| What is expected |
Give the number of lines in the listing that hold the word "true". Write nothing but that number.

━━━ Supplied records ━━━

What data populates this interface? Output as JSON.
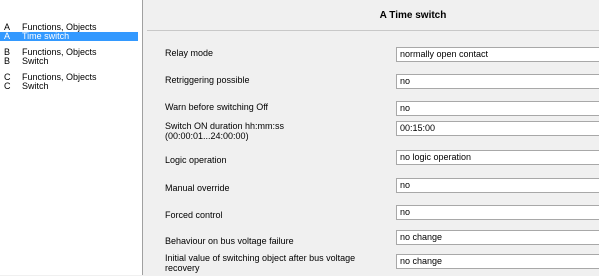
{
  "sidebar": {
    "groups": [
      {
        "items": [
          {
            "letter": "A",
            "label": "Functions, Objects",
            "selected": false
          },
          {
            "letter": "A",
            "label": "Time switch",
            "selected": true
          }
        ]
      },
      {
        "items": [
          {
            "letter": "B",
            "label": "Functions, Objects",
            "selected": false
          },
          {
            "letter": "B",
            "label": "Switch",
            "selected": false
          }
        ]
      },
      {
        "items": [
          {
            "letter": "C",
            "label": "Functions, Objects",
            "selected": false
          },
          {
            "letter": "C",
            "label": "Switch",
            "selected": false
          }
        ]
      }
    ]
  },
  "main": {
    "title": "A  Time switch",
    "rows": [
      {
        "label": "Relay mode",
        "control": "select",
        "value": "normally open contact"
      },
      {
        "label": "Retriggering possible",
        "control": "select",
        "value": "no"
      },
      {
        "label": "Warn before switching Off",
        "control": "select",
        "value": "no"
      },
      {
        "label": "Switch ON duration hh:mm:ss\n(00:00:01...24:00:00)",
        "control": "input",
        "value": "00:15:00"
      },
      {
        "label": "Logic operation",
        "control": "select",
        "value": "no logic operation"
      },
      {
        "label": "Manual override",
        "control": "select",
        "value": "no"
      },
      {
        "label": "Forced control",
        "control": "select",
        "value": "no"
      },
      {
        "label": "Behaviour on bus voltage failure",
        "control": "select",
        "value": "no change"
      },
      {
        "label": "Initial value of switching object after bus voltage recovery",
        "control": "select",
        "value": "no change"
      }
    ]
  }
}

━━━
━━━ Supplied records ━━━

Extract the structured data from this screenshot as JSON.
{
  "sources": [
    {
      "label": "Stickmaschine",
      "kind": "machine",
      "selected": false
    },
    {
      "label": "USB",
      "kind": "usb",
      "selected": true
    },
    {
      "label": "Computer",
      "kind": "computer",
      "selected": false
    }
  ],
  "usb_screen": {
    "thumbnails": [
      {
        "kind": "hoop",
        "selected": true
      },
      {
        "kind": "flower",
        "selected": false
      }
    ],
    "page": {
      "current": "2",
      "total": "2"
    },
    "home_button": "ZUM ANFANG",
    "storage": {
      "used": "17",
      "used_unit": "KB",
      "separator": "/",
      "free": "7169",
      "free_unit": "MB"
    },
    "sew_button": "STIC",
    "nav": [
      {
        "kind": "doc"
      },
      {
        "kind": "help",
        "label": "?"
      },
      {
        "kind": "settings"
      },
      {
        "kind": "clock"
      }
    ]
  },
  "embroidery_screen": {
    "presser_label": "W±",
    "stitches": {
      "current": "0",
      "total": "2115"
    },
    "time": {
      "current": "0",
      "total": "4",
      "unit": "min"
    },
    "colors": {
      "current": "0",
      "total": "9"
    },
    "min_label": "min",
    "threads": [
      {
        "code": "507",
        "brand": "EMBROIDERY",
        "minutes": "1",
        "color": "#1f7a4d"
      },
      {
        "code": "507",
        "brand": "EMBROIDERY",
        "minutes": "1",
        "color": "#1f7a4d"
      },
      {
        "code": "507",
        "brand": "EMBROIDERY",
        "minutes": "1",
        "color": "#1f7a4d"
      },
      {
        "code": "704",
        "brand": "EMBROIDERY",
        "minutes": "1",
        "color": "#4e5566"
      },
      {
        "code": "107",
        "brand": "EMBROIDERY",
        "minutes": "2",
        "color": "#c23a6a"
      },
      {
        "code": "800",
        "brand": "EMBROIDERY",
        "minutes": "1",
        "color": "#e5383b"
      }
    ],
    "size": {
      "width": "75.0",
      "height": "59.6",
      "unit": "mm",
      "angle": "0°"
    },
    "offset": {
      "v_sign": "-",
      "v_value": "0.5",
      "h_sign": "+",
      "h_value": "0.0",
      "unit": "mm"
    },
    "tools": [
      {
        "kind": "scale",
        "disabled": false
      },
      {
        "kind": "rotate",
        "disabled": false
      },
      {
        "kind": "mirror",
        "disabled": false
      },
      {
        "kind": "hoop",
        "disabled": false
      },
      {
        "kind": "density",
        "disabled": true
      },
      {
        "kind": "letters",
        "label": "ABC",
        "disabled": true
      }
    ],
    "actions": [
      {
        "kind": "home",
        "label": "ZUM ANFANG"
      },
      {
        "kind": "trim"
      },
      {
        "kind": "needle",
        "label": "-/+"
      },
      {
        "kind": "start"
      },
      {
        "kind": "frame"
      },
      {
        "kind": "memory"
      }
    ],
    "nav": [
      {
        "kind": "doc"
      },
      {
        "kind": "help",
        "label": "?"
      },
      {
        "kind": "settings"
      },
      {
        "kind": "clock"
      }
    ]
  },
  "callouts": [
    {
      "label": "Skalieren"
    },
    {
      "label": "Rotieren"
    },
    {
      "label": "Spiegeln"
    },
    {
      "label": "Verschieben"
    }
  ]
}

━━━

| Reply to the task |
5